START Record extracts
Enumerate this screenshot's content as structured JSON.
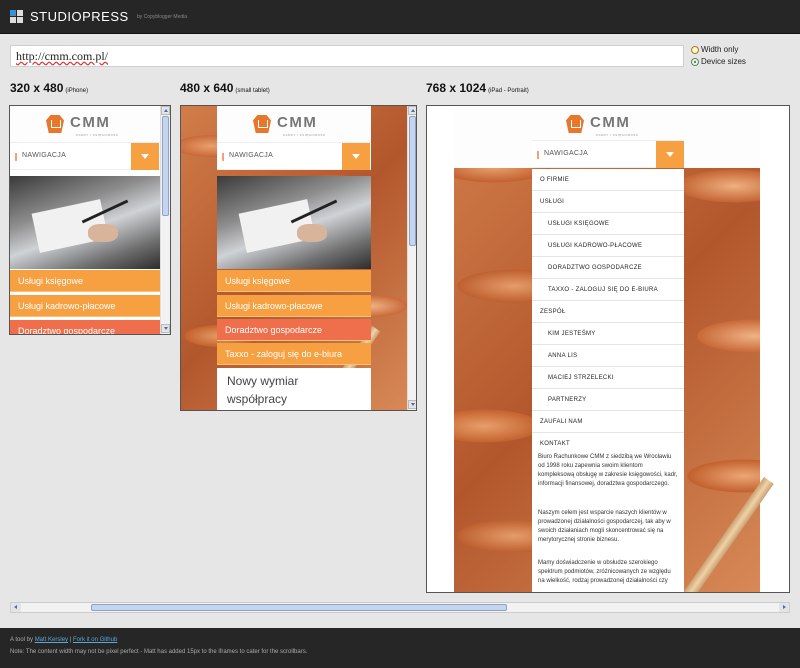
{
  "app": {
    "brand": "STUDIOPRESS",
    "tagline": "by Copyblogger Media"
  },
  "url": "http://cmm.com.pl/",
  "options": {
    "width_only": "Width only",
    "device_sizes": "Device sizes",
    "selected": "Device sizes"
  },
  "devices": [
    {
      "size": "320 x 480",
      "name": "(iPhone)"
    },
    {
      "size": "480 x 640",
      "name": "(small tablet)"
    },
    {
      "size": "768 x 1024",
      "name": "(iPad - Portrait)"
    }
  ],
  "site": {
    "logo_text": "CMM",
    "logo_sub": "KADRY I KSIĘGOWOŚĆ",
    "nav_label": "NAWIGACJA",
    "menu_buttons": [
      "Usługi księgowe",
      "Usługi kadrowo-płacowe",
      "Doradztwo gospodarcze",
      "Taxxo - zaloguj się do e-biura"
    ],
    "headline_line1": "Nowy wymiar",
    "headline_line2": "współpracy",
    "nav_menu": [
      {
        "label": "O FIRMIE",
        "level": 0
      },
      {
        "label": "USŁUGI",
        "level": 0
      },
      {
        "label": "USŁUGI KSIĘGOWE",
        "level": 1
      },
      {
        "label": "USŁUGI KADROWO-PŁACOWE",
        "level": 1
      },
      {
        "label": "DORADZTWO GOSPODARCZE",
        "level": 1
      },
      {
        "label": "TAXXO - ZALOGUJ SIĘ DO E-BIURA",
        "level": 1
      },
      {
        "label": "ZESPÓŁ",
        "level": 0
      },
      {
        "label": "KIM JESTEŚMY",
        "level": 1
      },
      {
        "label": "ANNA LIS",
        "level": 1
      },
      {
        "label": "MACIEJ STRZELECKI",
        "level": 1
      },
      {
        "label": "PARTNERZY",
        "level": 1
      },
      {
        "label": "ZAUFALI NAM",
        "level": 0
      },
      {
        "label": "KONTAKT",
        "level": 0
      }
    ],
    "paragraphs": [
      "Biuro Rachunkowe CMM z siedzibą we Wrocławiu od 1998 roku zapewnia swoim klientom kompleksową obsługę w zakresie księgowości, kadr, informacji finansowej, doradztwa gospodarczego.",
      "Naszym celem jest wsparcie naszych klientów w prowadzonej działalności gospodarczej, tak aby w swoich działaniach mogli skoncentrować się na merytorycznej stronie biznesu.",
      "Mamy doświadczenie w obsłudze szerokiego spektrum podmiotów, zróżnicowanych ze względu na wielkość, rodzaj prowadzonej działalności czy"
    ]
  },
  "footer": {
    "prefix": "A tool by",
    "author_link": "Matt Kersley",
    "sep": "|",
    "github_link": "Fork it on Github",
    "note": "Note: The content width may not be pixel perfect - Matt has added 15px to the iframes to cater for the scrollbars."
  },
  "colors": {
    "accent_orange": "#f6a042",
    "accent_red": "#ef6e4b",
    "topbar": "#262626",
    "link": "#5aa9d8"
  }
}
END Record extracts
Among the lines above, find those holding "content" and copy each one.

Enumerate this screenshot's content as structured JSON.
    "note": "Note: The content width may not be pixel perfect - Matt has added 15px to the iframes to cater for the scrollbars."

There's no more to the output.